[[ Material supplied, beginning ]]
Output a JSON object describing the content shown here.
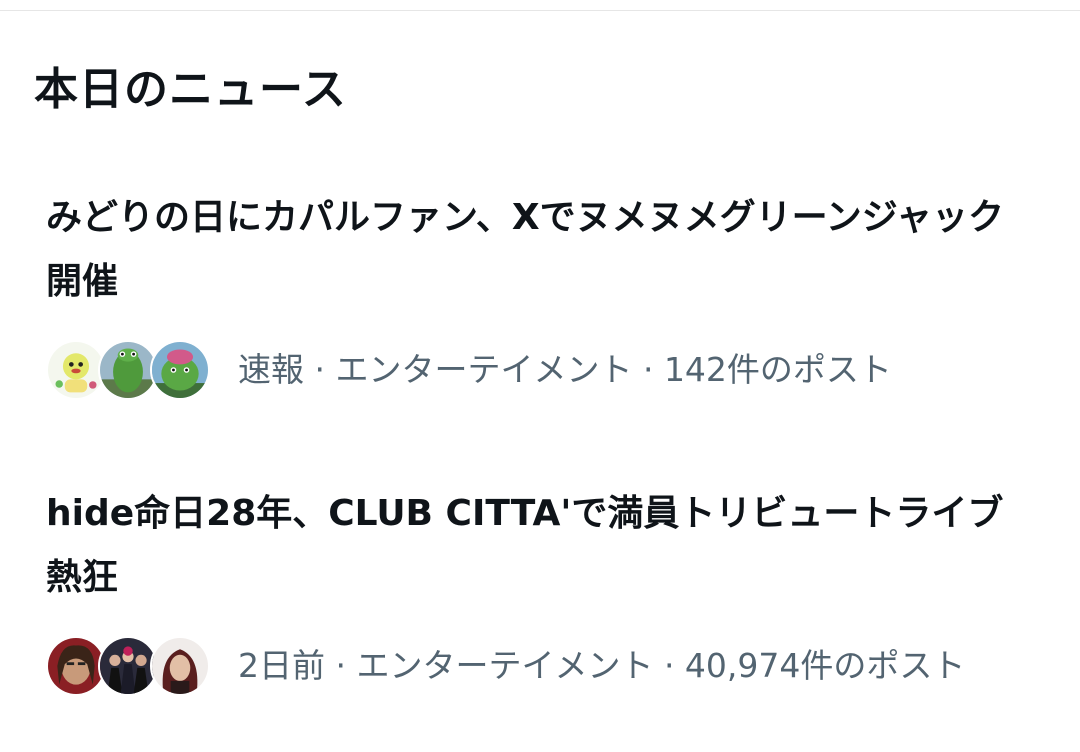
{
  "section": {
    "title": "本日のニュース"
  },
  "news": [
    {
      "headline": "みどりの日にカパルファン、Xでヌメヌメグリーンジャック開催",
      "meta": "速報 · エンターテイメント · 142件のポスト",
      "avatars": [
        "kaparu-mascot-avatar",
        "green-frog-costume-avatar",
        "kaparu-costume-avatar"
      ]
    },
    {
      "headline": "hide命日28年、CLUB CITTA'で満員トリビュートライブ熱狂",
      "meta": "2日前 · エンターテイメント · 40,974件のポスト",
      "avatars": [
        "woman-portrait-avatar",
        "band-group-avatar",
        "red-hair-woman-avatar"
      ]
    }
  ],
  "colors": {
    "text_primary": "#0f1419",
    "text_secondary": "#536471",
    "background": "#ffffff"
  }
}
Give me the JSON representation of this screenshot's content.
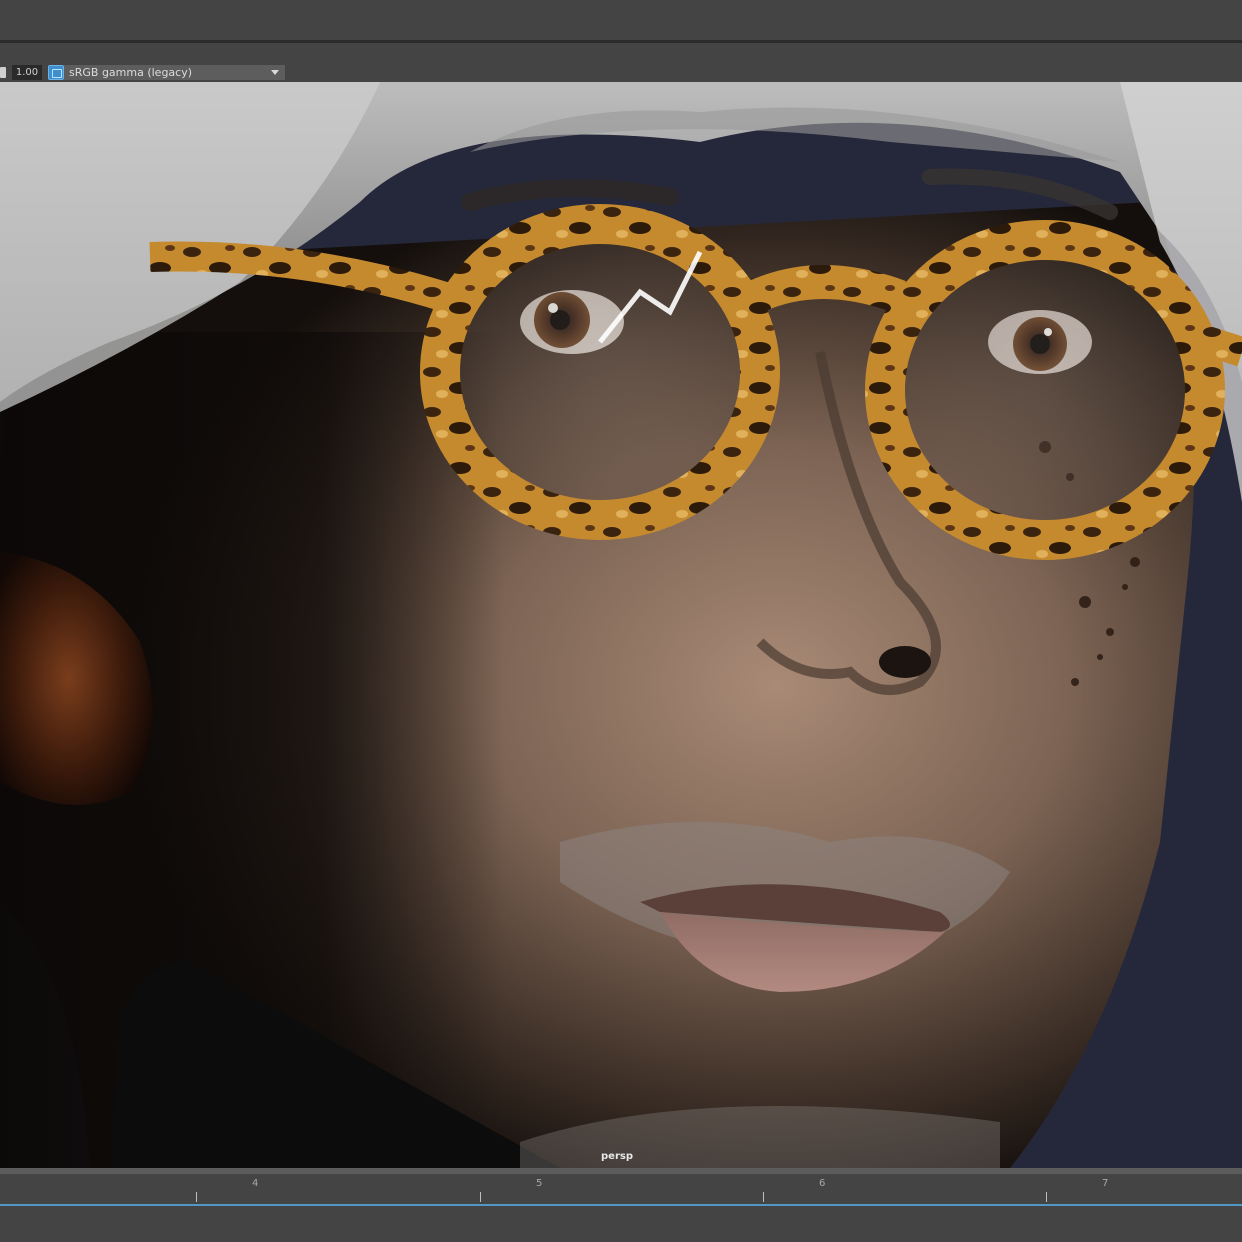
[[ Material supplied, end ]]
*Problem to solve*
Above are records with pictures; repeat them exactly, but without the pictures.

*Solution to the exercise*
Output a JSON object describing the content shown here.
{
  "section": {
    "title": "本日のニュース"
  },
  "news": [
    {
      "headline": "みどりの日にカパルファン、Xでヌメヌメグリーンジャック開催",
      "meta": "速報 · エンターテイメント · 142件のポスト",
      "avatars": [
        "kaparu-mascot-avatar",
        "green-frog-costume-avatar",
        "kaparu-costume-avatar"
      ]
    },
    {
      "headline": "hide命日28年、CLUB CITTA'で満員トリビュートライブ熱狂",
      "meta": "2日前 · エンターテイメント · 40,974件のポスト",
      "avatars": [
        "woman-portrait-avatar",
        "band-group-avatar",
        "red-hair-woman-avatar"
      ]
    }
  ],
  "colors": {
    "text_primary": "#0f1419",
    "text_secondary": "#536471",
    "background": "#ffffff"
  }
}
Give me the JSON representation of this screenshot's content.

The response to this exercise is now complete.